As per my usual on St. Louis road trips, I tuned in K-SHE 95’s Sunday morning classics show on the radio, and it didn’t disappoint.  When was the last time you heard stuff like Tony Carey’s “I Won’t Be Home Tonight”, Chris DeBurgh’s “Don’t Pay The Ferryman” or Queen’s “I’m In Love With My Car” on the radio?  They also dug up Sammy Hagar’s version of Otis Redding’s “Sittin’ On The Dock Of The Bay”, which was my radio introduction to Hagar in 1979, and I don’t think I’d heard it in over 20 years until yesterday.  Gold Star, too, for the inclusion of Roger Daltrey’s “Free Me” from McVicar in 1980, and especially “Saved By The Music” by Moody Blues mainstays Justin Hayward and John Lodge on their 1975 sideline project Blue Jays—a song I really liked off the MB box set, but had never heard on the radio until yesterday.  Why the filth-flarn-filth can’t any Kansas City radio stations even do anything remotely comparable to a show like this?  Ohhh, that’s right, we have the suckiest major-market radio station lineup in the country...

I was a bit disheartened, though, to learn that K-SHE now airs that “Bob & Tom” bilge water in the mornings instead of local on-air talent.  Sad, sad, sad…

I know it’s been a real bitch for St. Louis motorists to have a big chunk of Hiway 40/I-64 closed over the last year or so for an overhaul, but it looks like it’ll be worth the inconvenience in the long run, based on what I could see of the construction progress.  40/64 is a main East-West artery that extends out of downtown straight through the heart of the city, but it’s needed retrofitting for decades in the area adjacent to Forest Park.  The three lanes in each direction were harrowingly narrow and the Depression-era overpasses weren’t high enough to accommodate large trucks, plus they were crumbling like the K.C. Royals bullpen does every 8th inning.  Some of the curves could be quite an adventure at high speeds with lots of traffic around, too, so I’ll be interested to see what the finished product will be like.  The closed area of 40/64 is also where late drunken Cardinals pitcher Josh Hancock offed himself two years ago, but that wasn’t the highway’s fault, although his father probably tried to claim it was.  Anyway, the sign said the project should be completed by year’s end.

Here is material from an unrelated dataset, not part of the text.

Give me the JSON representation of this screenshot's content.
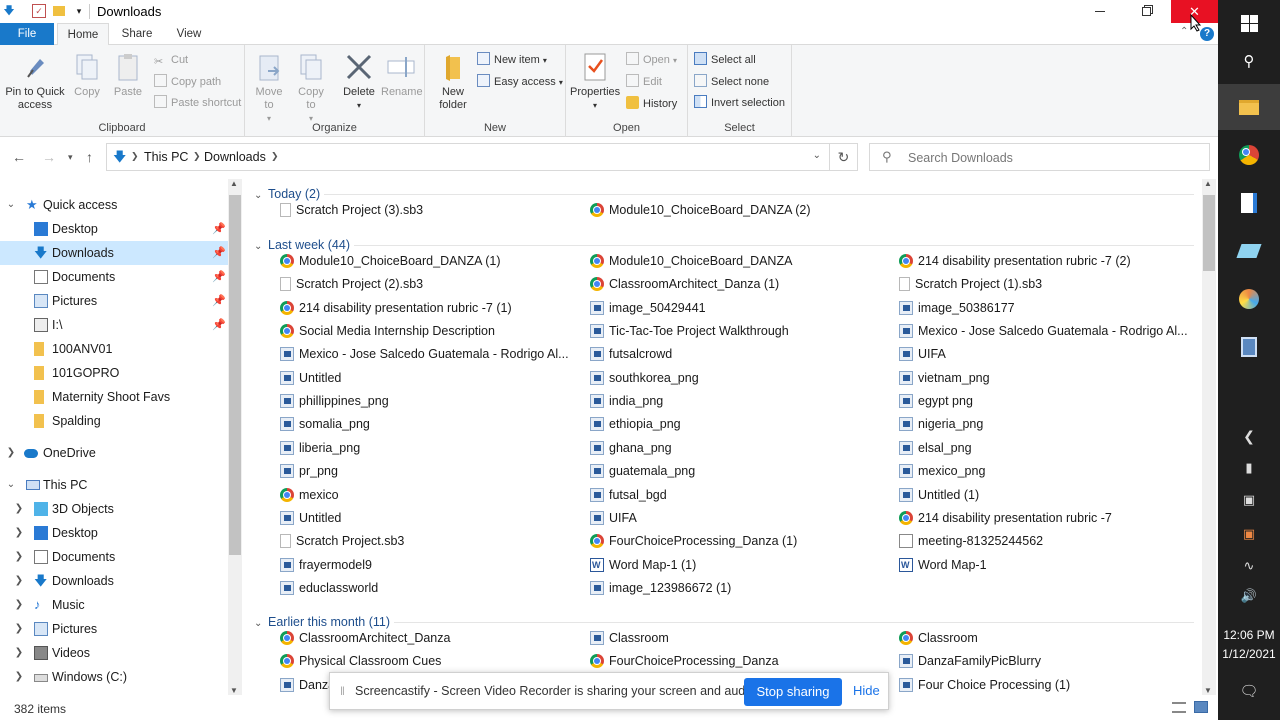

More photographic trip coverage coming soon to this here blog…